The listing below should be printed in full and exactly, apart from its images.

-.-.-

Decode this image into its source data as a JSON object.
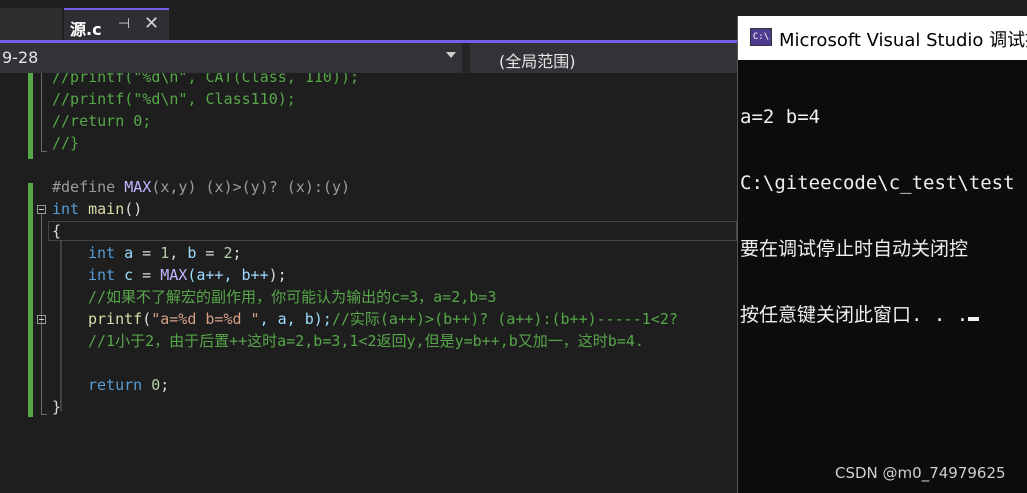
{
  "tab": {
    "title": "源.c",
    "pin": "⊣",
    "close": "✕"
  },
  "nav": {
    "scope_left": "9-28",
    "scope_right": "(全局范围)"
  },
  "code": {
    "l1": "//printf(\"%d\\n\", CAT(Class, 110));",
    "l2": "//printf(\"%d\\n\", Class110);",
    "l3": "//return 0;",
    "l4": "//}",
    "define_kw": "#define",
    "define_name": "MAX",
    "define_params": "(x,y)",
    "define_body": " (x)>(y)? (x):(y)",
    "main_kw": "int",
    "main_name": " main",
    "main_paren": "()",
    "brace_open": "{",
    "a_kw": "int",
    "a_name1": " a",
    "a_eq1": " = ",
    "a_val1": "1",
    "a_sep": ", ",
    "a_name2": "b",
    "a_eq2": " = ",
    "a_val2": "2",
    "a_end": ";",
    "c_kw": "int",
    "c_name": " c",
    "c_eq": " = ",
    "c_macro": "MAX",
    "c_args_a": "(a++, ",
    "c_args_b": "b++",
    "c_end": ");",
    "comment1": "//如果不了解宏的副作用，你可能认为输出的c=3，a=2,b=3",
    "printf_fn": "printf",
    "printf_open": "(",
    "printf_str": "\"a=%d b=%d \"",
    "printf_args": ", a, b);",
    "printf_comment": "//实际(a++)>(b++)? (a++):(b++)-----1<2?",
    "comment2": "//1小于2，由于后置++这时a=2,b=3,1<2返回y,但是y=b++,b又加一，这时b=4.",
    "return_kw": "return",
    "return_val": " 0",
    "return_end": ";",
    "brace_close": "}"
  },
  "console": {
    "icon": "C:\\",
    "title": "Microsoft Visual Studio 调试控",
    "lines": [
      "a=2 b=4",
      "C:\\giteecode\\c_test\\test",
      "要在调试停止时自动关闭控",
      "按任意键关闭此窗口. . ."
    ]
  },
  "watermark": "CSDN @m0_74979625"
}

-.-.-

**Task output**
Decode this image into its source data as a JSON object.
{
  "tab": {
    "title": "源.c",
    "pin": "⊣",
    "close": "✕"
  },
  "nav": {
    "scope_left": "9-28",
    "scope_right": "(全局范围)"
  },
  "code": {
    "l1": "//printf(\"%d\\n\", CAT(Class, 110));",
    "l2": "//printf(\"%d\\n\", Class110);",
    "l3": "//return 0;",
    "l4": "//}",
    "define_kw": "#define",
    "define_name": "MAX",
    "define_params": "(x,y)",
    "define_body": " (x)>(y)? (x):(y)",
    "main_kw": "int",
    "main_name": " main",
    "main_paren": "()",
    "brace_open": "{",
    "a_kw": "int",
    "a_name1": " a",
    "a_eq1": " = ",
    "a_val1": "1",
    "a_sep": ", ",
    "a_name2": "b",
    "a_eq2": " = ",
    "a_val2": "2",
    "a_end": ";",
    "c_kw": "int",
    "c_name": " c",
    "c_eq": " = ",
    "c_macro": "MAX",
    "c_args_a": "(a++, ",
    "c_args_b": "b++",
    "c_end": ");",
    "comment1": "//如果不了解宏的副作用，你可能认为输出的c=3，a=2,b=3",
    "printf_fn": "printf",
    "printf_open": "(",
    "printf_str": "\"a=%d b=%d \"",
    "printf_args": ", a, b);",
    "printf_comment": "//实际(a++)>(b++)? (a++):(b++)-----1<2?",
    "comment2": "//1小于2，由于后置++这时a=2,b=3,1<2返回y,但是y=b++,b又加一，这时b=4.",
    "return_kw": "return",
    "return_val": " 0",
    "return_end": ";",
    "brace_close": "}"
  },
  "console": {
    "icon": "C:\\",
    "title": "Microsoft Visual Studio 调试控",
    "lines": [
      "a=2 b=4",
      "C:\\giteecode\\c_test\\test",
      "要在调试停止时自动关闭控",
      "按任意键关闭此窗口. . ."
    ]
  },
  "watermark": "CSDN @m0_74979625"
}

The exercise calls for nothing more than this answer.